Dr. Ioannis Brilakis: Dr. Brilakis teaches at Georgia Tech and is known for his groundbreaking research in infrastructure object recognition and reconstruction. The National Science Foundation recently awarded Brilakis a grant for research that may revolutionize the way infrastructure is mapped. Beyond research, however, Brilakis is known for advancing academia, developing curricula, and mentoring rising stars in the engineering and construction industry. In education, Brilakis has focused on creating research-based interdisciplinary courses and providing elementary, high school, and college students with the opportunity to engage in research.
John R. Haymaker also for Outstanding Early Career Researcher: John Haymaker, founder of Design Process Innovation, is a leading authority on performance-based design, where stakeholders and designers create multi-disciplinary objectives and systematically generate and analyze a wide array of alternatives. Haymaker's research draws on process modeling, lean manufacturing, and design theory. He proposes new social and technical tools and processes that can help teams more efficiently define objectives, generate alternatives, perform analyses, and synthesize valuable and sustainable decisions. Haymaker also is developing a visual platform of integrated tools that will help teams effectively analyze and decide on the best design.
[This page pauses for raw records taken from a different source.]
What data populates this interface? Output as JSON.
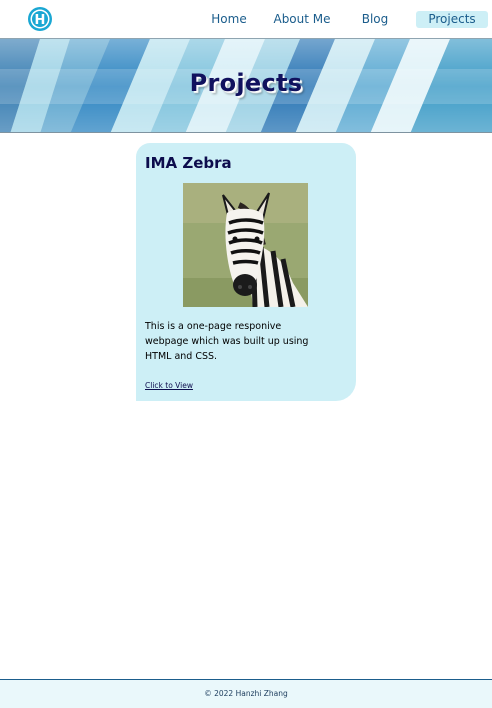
{
  "header": {
    "logo_letter": "H",
    "nav": [
      {
        "label": "Home"
      },
      {
        "label": "About Me"
      },
      {
        "label": "Blog"
      },
      {
        "label": "Projects",
        "active": true
      }
    ]
  },
  "banner": {
    "title": "Projects"
  },
  "projects": [
    {
      "title": "IMA Zebra",
      "image": "zebra-photo",
      "description": "This is a one-page responive webpage which was built up using HTML and CSS.",
      "link_label": "Click to View"
    }
  ],
  "footer": {
    "text": "© 2022 Hanzhi Zhang"
  },
  "colors": {
    "nav_text": "#1b5d8c",
    "nav_active_bg": "#cdeff6",
    "card_bg": "#cdeff6",
    "title_navy": "#11115e",
    "footer_bg": "#eaf8fb",
    "logo": "#1aa7d3"
  }
}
Dr. Lucio Soibelman: Dr. Soibelman is a native of Brazil. His courses at USC, where he chairs the civil and environmental engineering department, relate to construction engineering, machine learning, and data mining. Soibelman developed frameworks and algorithms that support acquisition, modeling, management, and analysis of infrastructure-oriented data. By developing new Knowledge Discovery in Databases (KDD) and Data Mining (DM) technologies and by integrating and adapting existing ones, he has derived new principles and methodologies that have improved construction management efforts to extract concepts, causal relationships, and patterns of interest from complex infrastructure-oriented data.